The Problem With Teams: They Are Made Up Of People

Using teams to perform work continues to increase in frequency. The more complex work of today requires skill sets that fewer individuals possess on their own. And processes like the concurrent engineering of new products necessarily involve knowledge in a wide variety of fields, such as Finance, IT, Production, Marketing and the like. A team possessing this wide variety of knowledge can be created by selecting individuals with different skill sets and charging them with achieving defined objectives.

But in order for teams to work well members not only need to possess the skills and knowledge required but must also be able and willing to share what they know. And they need to contribute their knowledge in a form that is intelligible by members from different specialties. For example, if individual pay is tied to relative contribution and there is a fixed budget this can put people into competition with each other… hardly the approach that would motivate them to work cooperatively.

And occupational differences may raise issues related to working together effectively. Assigning a Data Scientist to a Human Resource Department seems to be the ideal way to begin to use workforce analytics to improve processes. Staffing the organization requires sourcing talent and selecting the right people. Developing talent must be done in a manner that is both efficient and effective. Managing performance and rewards must result in employees viewing the process as fair, competitive and appropriate. Organizations are moving towards evidence-based management and workforce analytics can help HR practitioners improve all of these talent management processes, assuming they can utilize the knowledge produced by analytics in a way that provides value.

Charging a Data Scientist with the task of developing a selection model that will result in the right people being hired is a common occurrence today. Using multiple regression or some other statistical tool the Data Scientist will attempt to find the factors that correlate with successful hires, thereby providing the organization with the knowledge that can improve the quality of hiring decisions. And IBM and other consulting firms offer software that claims to be able to identify key talent that is in danger of leaving, which is potentially very valuable information. The provider of this service feeds relevant internal and external data into the software and makes predictions about the probability of someone leaving.

One of the challenges with selection models is that the Data Scientist is unlikely to know enough about what makes individuals likely to actually succeed on the job. In order to make sound predictions all of the factors that influence performance must be identified and then used to create the model. Ryan Leaf was selected ahead of Peyton Manning in the NFL draft. He was not successful, and Manning earned a spot in the Hall of Fame. Leaf exhibited greater athletic process in the Combine so on the surface the decision seemed correct. But Leaf’s personality lead to locker room conflict and negated the potential provided by athletic ability. Personality was not included in the model used for selection, so the decision was made based on incomplete data. Since personality is a very difficult thing to test for it is likely any model will be limited in assisting selection when personality is important.
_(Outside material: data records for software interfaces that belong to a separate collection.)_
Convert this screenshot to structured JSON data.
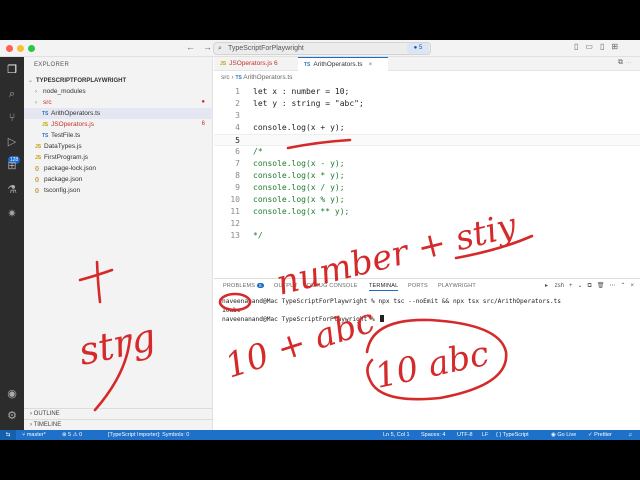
{
  "window": {
    "search_text": "TypeScriptForPlaywright",
    "session_count": "5"
  },
  "activity_bar": {
    "source_control_badge": "128"
  },
  "explorer": {
    "header": "EXPLORER",
    "project": "TYPESCRIPTFORPLAYWRIGHT",
    "items": [
      {
        "label": "node_modules",
        "kind": "folder",
        "indent": 1,
        "status": ""
      },
      {
        "label": "src",
        "kind": "folder",
        "indent": 1,
        "status": "dot"
      },
      {
        "label": "ArithOperators.ts",
        "kind": "ts",
        "indent": 2,
        "status": ""
      },
      {
        "label": "JSOperators.js",
        "kind": "js",
        "indent": 2,
        "status": "6"
      },
      {
        "label": "TestFile.ts",
        "kind": "ts",
        "indent": 2,
        "status": ""
      },
      {
        "label": "DataTypes.js",
        "kind": "js",
        "indent": 1,
        "status": ""
      },
      {
        "label": "FirstProgram.js",
        "kind": "js",
        "indent": 1,
        "status": ""
      },
      {
        "label": "package-lock.json",
        "kind": "json",
        "indent": 1,
        "status": ""
      },
      {
        "label": "package.json",
        "kind": "json",
        "indent": 1,
        "status": ""
      },
      {
        "label": "tsconfig.json",
        "kind": "json",
        "indent": 1,
        "status": ""
      }
    ],
    "outline": "OUTLINE",
    "timeline": "TIMELINE"
  },
  "tabs": [
    {
      "label": "JSOperators.js",
      "badge": "6"
    },
    {
      "label": "ArithOperators.ts",
      "close": "×"
    }
  ],
  "breadcrumb": {
    "folder": "src",
    "file": "ArithOperators.ts"
  },
  "code": [
    {
      "n": "1",
      "text": "let x : number = 10;"
    },
    {
      "n": "2",
      "text": "let y : string = \"abc\";"
    },
    {
      "n": "3",
      "text": ""
    },
    {
      "n": "4",
      "text": "console.log(x + y);"
    },
    {
      "n": "5",
      "text": ""
    },
    {
      "n": "6",
      "text": "/*"
    },
    {
      "n": "7",
      "text": "console.log(x - y);"
    },
    {
      "n": "8",
      "text": "console.log(x * y);"
    },
    {
      "n": "9",
      "text": "console.log(x / y);"
    },
    {
      "n": "10",
      "text": "console.log(x % y);"
    },
    {
      "n": "11",
      "text": "console.log(x ** y);"
    },
    {
      "n": "12",
      "text": ""
    },
    {
      "n": "13",
      "text": "*/"
    }
  ],
  "panel": {
    "tabs": [
      "PROBLEMS",
      "OUTPUT",
      "DEBUG CONSOLE",
      "TERMINAL",
      "PORTS",
      "PLAYWRIGHT"
    ],
    "problems_badge": "5",
    "shell": "zsh",
    "terminal_lines": [
      "naveenanand@Mac TypeScriptForPlaywright % npx tsc --noEmit && npx tsx src/ArithOperators.ts",
      "10abc",
      "naveenanand@Mac TypeScriptForPlaywright % "
    ]
  },
  "status_bar": {
    "branch": "master*",
    "problems": "⊗ 5 ⚠ 0",
    "importer": "[TypeScript Importer]: Symbols: 0",
    "position": "Ln 5, Col 1",
    "spaces": "Spaces: 4",
    "encoding": "UTF-8",
    "eol": "LF",
    "language": "TypeScript",
    "golive": "Go Live",
    "prettier": "✓ Prettier"
  },
  "annotations": [
    "+",
    "strg",
    "number + stiy",
    "10 + abc",
    "10 abc"
  ],
  "colors": {
    "ink": "#d42a2a",
    "status_blue": "#1e70c8",
    "accent": "#1b6ac9"
  }
}
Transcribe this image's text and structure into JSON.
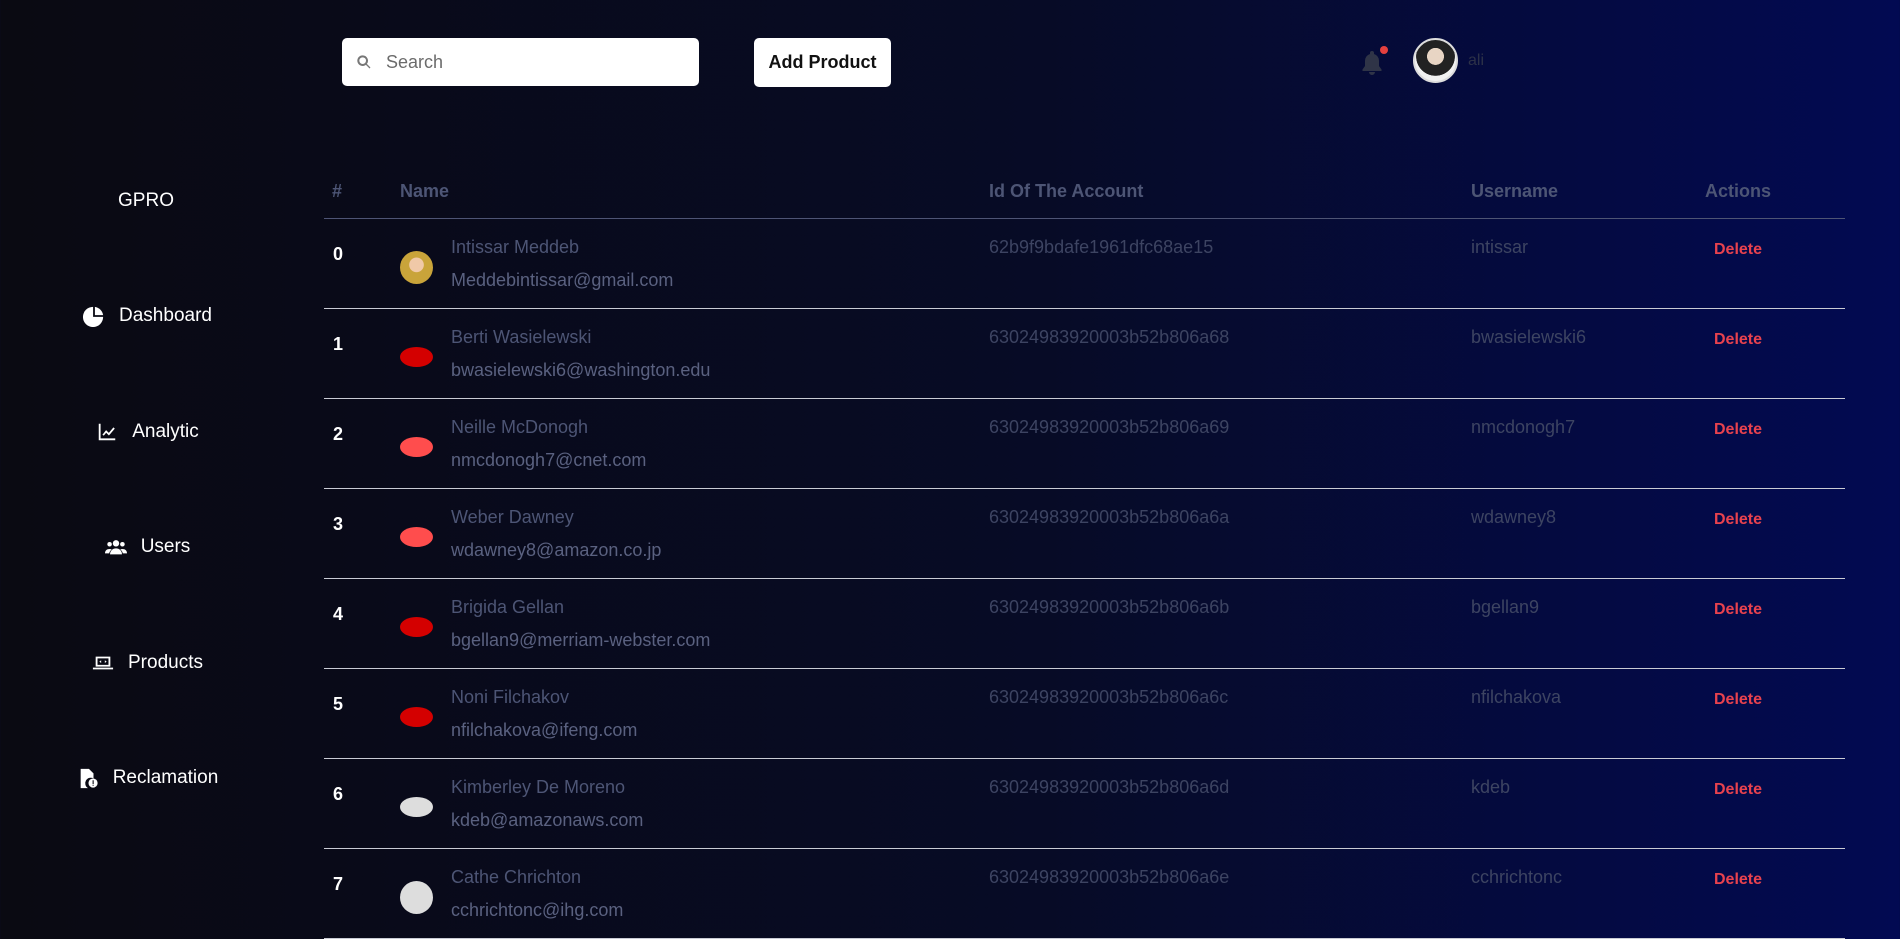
{
  "sidebar": {
    "brand": "GPRO",
    "items": [
      {
        "label": "Dashboard",
        "icon": "pie-chart-icon"
      },
      {
        "label": "Analytic",
        "icon": "line-chart-icon"
      },
      {
        "label": "Users",
        "icon": "users-icon"
      },
      {
        "label": "Products",
        "icon": "laptop-icon"
      },
      {
        "label": "Reclamation",
        "icon": "file-alert-icon"
      }
    ]
  },
  "topbar": {
    "search_placeholder": "Search",
    "add_product_label": "Add Product",
    "user_name": "ali"
  },
  "table": {
    "headers": {
      "index": "#",
      "name": "Name",
      "account_id": "Id Of The Account",
      "username": "Username",
      "actions": "Actions"
    },
    "delete_label": "Delete",
    "rows": [
      {
        "index": "0",
        "name": "Intissar Meddeb",
        "email": "Meddebintissar@gmail.com",
        "account_id": "62b9f9bdafe1961dfc68ae15",
        "username": "intissar",
        "avatar_color": "#c9a43a"
      },
      {
        "index": "1",
        "name": "Berti Wasielewski",
        "email": "bwasielewski6@washington.edu",
        "account_id": "63024983920003b52b806a68",
        "username": "bwasielewski6",
        "avatar_color": "#d40000"
      },
      {
        "index": "2",
        "name": "Neille McDonogh",
        "email": "nmcdonogh7@cnet.com",
        "account_id": "63024983920003b52b806a69",
        "username": "nmcdonogh7",
        "avatar_color": "#ff4d4d"
      },
      {
        "index": "3",
        "name": "Weber Dawney",
        "email": "wdawney8@amazon.co.jp",
        "account_id": "63024983920003b52b806a6a",
        "username": "wdawney8",
        "avatar_color": "#ff4d4d"
      },
      {
        "index": "4",
        "name": "Brigida Gellan",
        "email": "bgellan9@merriam-webster.com",
        "account_id": "63024983920003b52b806a6b",
        "username": "bgellan9",
        "avatar_color": "#d40000"
      },
      {
        "index": "5",
        "name": "Noni Filchakov",
        "email": "nfilchakova@ifeng.com",
        "account_id": "63024983920003b52b806a6c",
        "username": "nfilchakova",
        "avatar_color": "#d40000"
      },
      {
        "index": "6",
        "name": "Kimberley De Moreno",
        "email": "kdeb@amazonaws.com",
        "account_id": "63024983920003b52b806a6d",
        "username": "kdeb",
        "avatar_color": "#dddddd"
      },
      {
        "index": "7",
        "name": "Cathe Chrichton",
        "email": "cchrichtonc@ihg.com",
        "account_id": "63024983920003b52b806a6e",
        "username": "cchrichtonc",
        "avatar_color": "#dddddd"
      }
    ]
  }
}
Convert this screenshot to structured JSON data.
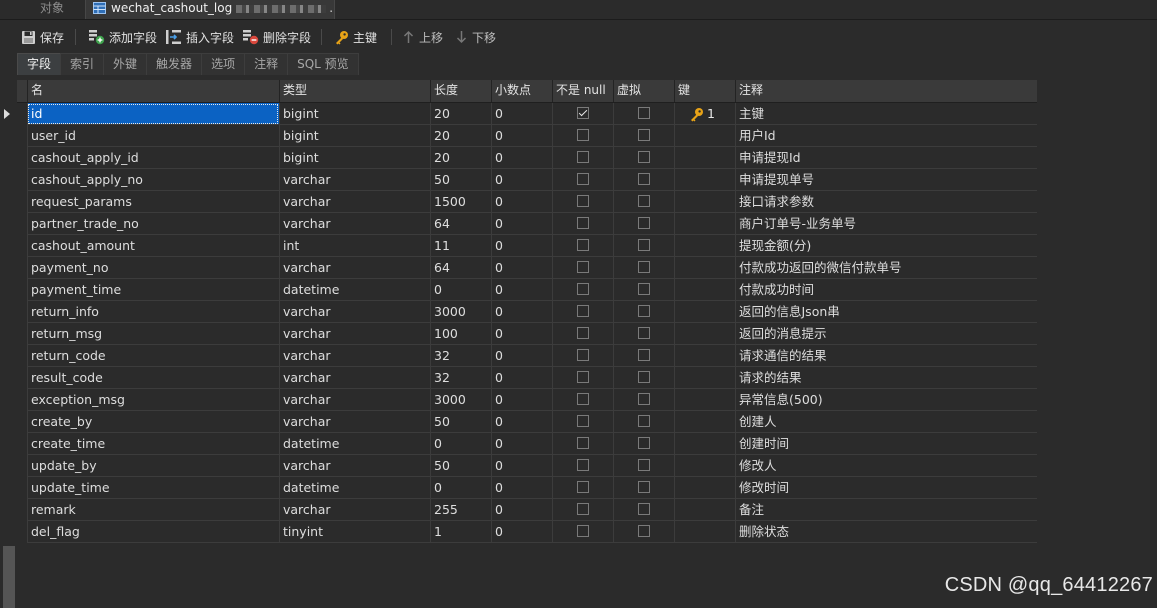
{
  "doc_tabs": {
    "objects_label": "对象",
    "active_label": "wechat_cashout_log",
    "ellipsis": "..."
  },
  "toolbar": {
    "save": "保存",
    "add_field": "添加字段",
    "insert_field": "插入字段",
    "delete_field": "删除字段",
    "primary_key": "主键",
    "move_up": "上移",
    "move_down": "下移"
  },
  "subtabs": [
    "字段",
    "索引",
    "外键",
    "触发器",
    "选项",
    "注释",
    "SQL 预览"
  ],
  "columns": {
    "name": "名",
    "type": "类型",
    "length": "长度",
    "decimals": "小数点",
    "not_null": "不是 null",
    "virtual": "虚拟",
    "key": "键",
    "comment": "注释"
  },
  "rows": [
    {
      "name": "id",
      "type": "bigint",
      "length": "20",
      "decimals": "0",
      "not_null": true,
      "virtual": false,
      "key": "1",
      "comment": "主键"
    },
    {
      "name": "user_id",
      "type": "bigint",
      "length": "20",
      "decimals": "0",
      "not_null": false,
      "virtual": false,
      "key": "",
      "comment": "用户Id"
    },
    {
      "name": "cashout_apply_id",
      "type": "bigint",
      "length": "20",
      "decimals": "0",
      "not_null": false,
      "virtual": false,
      "key": "",
      "comment": "申请提现Id"
    },
    {
      "name": "cashout_apply_no",
      "type": "varchar",
      "length": "50",
      "decimals": "0",
      "not_null": false,
      "virtual": false,
      "key": "",
      "comment": "申请提现单号"
    },
    {
      "name": "request_params",
      "type": "varchar",
      "length": "1500",
      "decimals": "0",
      "not_null": false,
      "virtual": false,
      "key": "",
      "comment": "接口请求参数"
    },
    {
      "name": "partner_trade_no",
      "type": "varchar",
      "length": "64",
      "decimals": "0",
      "not_null": false,
      "virtual": false,
      "key": "",
      "comment": "商户订单号-业务单号"
    },
    {
      "name": "cashout_amount",
      "type": "int",
      "length": "11",
      "decimals": "0",
      "not_null": false,
      "virtual": false,
      "key": "",
      "comment": "提现金额(分)"
    },
    {
      "name": "payment_no",
      "type": "varchar",
      "length": "64",
      "decimals": "0",
      "not_null": false,
      "virtual": false,
      "key": "",
      "comment": "付款成功返回的微信付款单号"
    },
    {
      "name": "payment_time",
      "type": "datetime",
      "length": "0",
      "decimals": "0",
      "not_null": false,
      "virtual": false,
      "key": "",
      "comment": "付款成功时间"
    },
    {
      "name": "return_info",
      "type": "varchar",
      "length": "3000",
      "decimals": "0",
      "not_null": false,
      "virtual": false,
      "key": "",
      "comment": "返回的信息Json串"
    },
    {
      "name": "return_msg",
      "type": "varchar",
      "length": "100",
      "decimals": "0",
      "not_null": false,
      "virtual": false,
      "key": "",
      "comment": "返回的消息提示"
    },
    {
      "name": "return_code",
      "type": "varchar",
      "length": "32",
      "decimals": "0",
      "not_null": false,
      "virtual": false,
      "key": "",
      "comment": "请求通信的结果"
    },
    {
      "name": "result_code",
      "type": "varchar",
      "length": "32",
      "decimals": "0",
      "not_null": false,
      "virtual": false,
      "key": "",
      "comment": "请求的结果"
    },
    {
      "name": "exception_msg",
      "type": "varchar",
      "length": "3000",
      "decimals": "0",
      "not_null": false,
      "virtual": false,
      "key": "",
      "comment": "异常信息(500)"
    },
    {
      "name": "create_by",
      "type": "varchar",
      "length": "50",
      "decimals": "0",
      "not_null": false,
      "virtual": false,
      "key": "",
      "comment": "创建人"
    },
    {
      "name": "create_time",
      "type": "datetime",
      "length": "0",
      "decimals": "0",
      "not_null": false,
      "virtual": false,
      "key": "",
      "comment": "创建时间"
    },
    {
      "name": "update_by",
      "type": "varchar",
      "length": "50",
      "decimals": "0",
      "not_null": false,
      "virtual": false,
      "key": "",
      "comment": "修改人"
    },
    {
      "name": "update_time",
      "type": "datetime",
      "length": "0",
      "decimals": "0",
      "not_null": false,
      "virtual": false,
      "key": "",
      "comment": "修改时间"
    },
    {
      "name": "remark",
      "type": "varchar",
      "length": "255",
      "decimals": "0",
      "not_null": false,
      "virtual": false,
      "key": "",
      "comment": "备注"
    },
    {
      "name": "del_flag",
      "type": "tinyint",
      "length": "1",
      "decimals": "0",
      "not_null": false,
      "virtual": false,
      "key": "",
      "comment": "删除状态"
    }
  ],
  "watermark": "CSDN @qq_64412267",
  "colors": {
    "background": "#2b2b2b",
    "selection": "#0b62c3",
    "key_icon": "#e8a317",
    "add_icon": "#3fa34d",
    "delete_icon": "#d9473c"
  }
}
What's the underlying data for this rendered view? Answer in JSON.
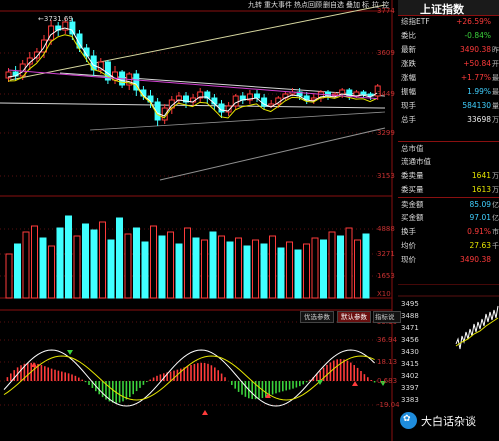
{
  "toolbar": {
    "items": [
      "九转",
      "重大事件",
      "热点回顾",
      "删自选",
      "叠加",
      "标",
      "拉",
      "控"
    ]
  },
  "chart": {
    "high_marker": "3731.69",
    "price_scale": [
      "3774",
      "3609",
      "3449",
      "3299",
      "3153"
    ],
    "volume_scale": [
      "4888",
      "3271",
      "1653",
      "X10"
    ],
    "indicator_scale": [
      "55.30",
      "36.94",
      "18.13",
      "0.683",
      "-19.04"
    ],
    "indicator_buttons": [
      "优选参数",
      "默认参数",
      "指标说明"
    ]
  },
  "panel": {
    "title": "上证指数",
    "rows": [
      {
        "label": "综指ETF",
        "value": "+26.59%",
        "color": "red"
      },
      {
        "label": "委比",
        "value": "-0.84%",
        "color": "grn"
      },
      {
        "label": "最新",
        "value": "3490.38",
        "color": "red",
        "unit": "昨"
      },
      {
        "label": "涨跌",
        "value": "+50.84",
        "color": "red",
        "unit": "开"
      },
      {
        "label": "涨幅",
        "value": "+1.77%",
        "color": "red",
        "unit": "最"
      },
      {
        "label": "振幅",
        "value": "1.99%",
        "color": "cyn",
        "unit": "最"
      },
      {
        "label": "现手",
        "value": "584130",
        "color": "cyn",
        "unit": "量"
      },
      {
        "label": "总手",
        "value": "33698",
        "color": "wht",
        "unit": "万 金"
      },
      {
        "label": "总市值",
        "value": "",
        "color": "wht"
      },
      {
        "label": "流通市值",
        "value": "",
        "color": "wht"
      },
      {
        "label": "委卖量",
        "value": "1641",
        "color": "yel",
        "unit": "万 委"
      },
      {
        "label": "委买量",
        "value": "1613",
        "color": "yel",
        "unit": "万 平"
      },
      {
        "label": "卖金额",
        "value": "85.09",
        "color": "cyn",
        "unit": "亿 买"
      },
      {
        "label": "买金额",
        "value": "97.01",
        "color": "cyn",
        "unit": "亿 市"
      },
      {
        "label": "换手",
        "value": "0.91%",
        "color": "red",
        "unit": "市"
      },
      {
        "label": "均价",
        "value": "27.63",
        "color": "yel",
        "unit": "千"
      },
      {
        "label": "现价",
        "value": "3490.38",
        "color": "red",
        "unit": ""
      }
    ],
    "mini_scale": [
      "3495",
      "3488",
      "3471",
      "3456",
      "3430",
      "3415",
      "3402",
      "3397",
      "3383"
    ]
  },
  "watermark": "大白话杂谈",
  "colors": {
    "up": "#ff3b3b",
    "down": "#40ffff",
    "bg": "#000000",
    "grid": "#8a1010"
  }
}
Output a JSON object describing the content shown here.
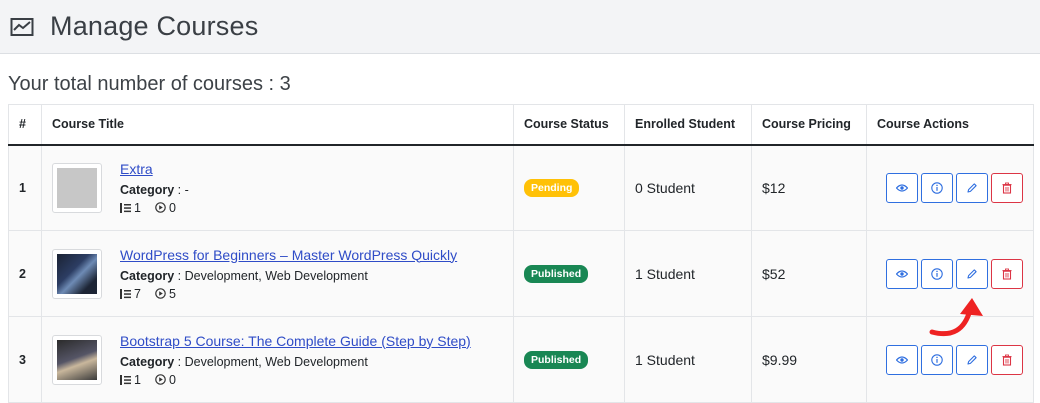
{
  "header": {
    "title": "Manage Courses",
    "icon": "chart-line-icon"
  },
  "summary": {
    "text": "Your total number of courses : 3"
  },
  "table": {
    "columns": [
      "#",
      "Course Title",
      "Course Status",
      "Enrolled Student",
      "Course Pricing",
      "Course Actions"
    ],
    "rows": [
      {
        "num": "1",
        "title": "Extra",
        "category_label": "Category",
        "category_value": " : -",
        "lessons": "1",
        "videos": "0",
        "status": "Pending",
        "enrolled": "0 Student",
        "price": "$12"
      },
      {
        "num": "2",
        "title": "WordPress for Beginners – Master WordPress Quickly",
        "category_label": "Category",
        "category_value": " : Development, Web Development",
        "lessons": "7",
        "videos": "5",
        "status": "Published",
        "enrolled": "1 Student",
        "price": "$52"
      },
      {
        "num": "3",
        "title": "Bootstrap 5 Course: The Complete Guide (Step by Step)",
        "category_label": "Category",
        "category_value": " : Development, Web Development",
        "lessons": "1",
        "videos": "0",
        "status": "Published",
        "enrolled": "1 Student",
        "price": "$9.99"
      }
    ]
  },
  "colors": {
    "link": "#2f4cc7",
    "primary": "#2f6fe0",
    "danger": "#dc3545",
    "pending": "#ffc107",
    "published": "#198754",
    "annotation": "#ee2222"
  }
}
When forming teams, it is often necessary to consider both cognitive and cultural diversity as well as technical diversity. Research informs us that more diversity in a team makes it more difficult to achieve consensus rapidly when decisions must be made. On the other hand, diversity will increase the variety of options considered, which may be more critical than achieving consensus quickly. How an individual defines issues and goes about exploring alternatives will influence that person’s opinions about how the team should function. An individual’s cultural orientation can also shape how the person values alternatives. As globalization has increased cultural diversity in workforces the issues associated with managing them have expanded.* In order for a culturally diverse team to be effective management must:

  1. Recognize cultural differences when they exist,
  2. Respect the right of others to hold different beliefs, and
  3. Reconcile the issues differences create.

There is a large volume of information about managing teams in the literature. They need to be a workable size. The members must cumulatively know what the team needs to know. They must be given clear objectives, as well as what resources are at their disposal. But individual diversity still can impede effectiveness if the members cannot find a way to work together effectively.

The earlier example given involving a Data Scientist being made available to an HR department illustrates yet another challenge… the members must be able to communicate with each other. And in order to communicate the parties must have overlapping knowledge. A PhD in Decision Science is not likely to have much information about human resource management principles. An HR practitioner may have limited statistical knowledge. The lack of a shared space can cause a disconnect when the two try to arrive at a mutually agreed to approach to what has to be done. When external data is used in analysis it must be relevant data. Someone must decide if data about what makes a Software Designer successful at Google should be used to predict outcomes in an entirely different type of organization. Using data from law firms that litigate may not be advisable if the organization does not litigate… the competencies that make someone successful in one place may have no application in another. Although the HR person might insist the Data Scientist read the job description for the role being recruited for this is unlikely to provide the understanding necessary to select relevant data.

There are jokes about the different perspectives of people in different occupations. Engineers will keep working to make the product the best it can be, no matter the cost or whether the customer cares about added capabilities. Accountants will cut funds off when the product achieves minimally acceptable performance. Much of this stereotyping is not warranted but there are effects created by how people are trained and socialized in their occupational fields. And when people from diverse backgrounds attempt to integrate their thinking it can present challenges.

All of these potential obstacles to team effectiveness can be dealt with. But failing to go beyond the simplistic requirement that collectively the team members have the necessary technical knowledge may result in teams that do not do what they must do because they cannot work together effectively.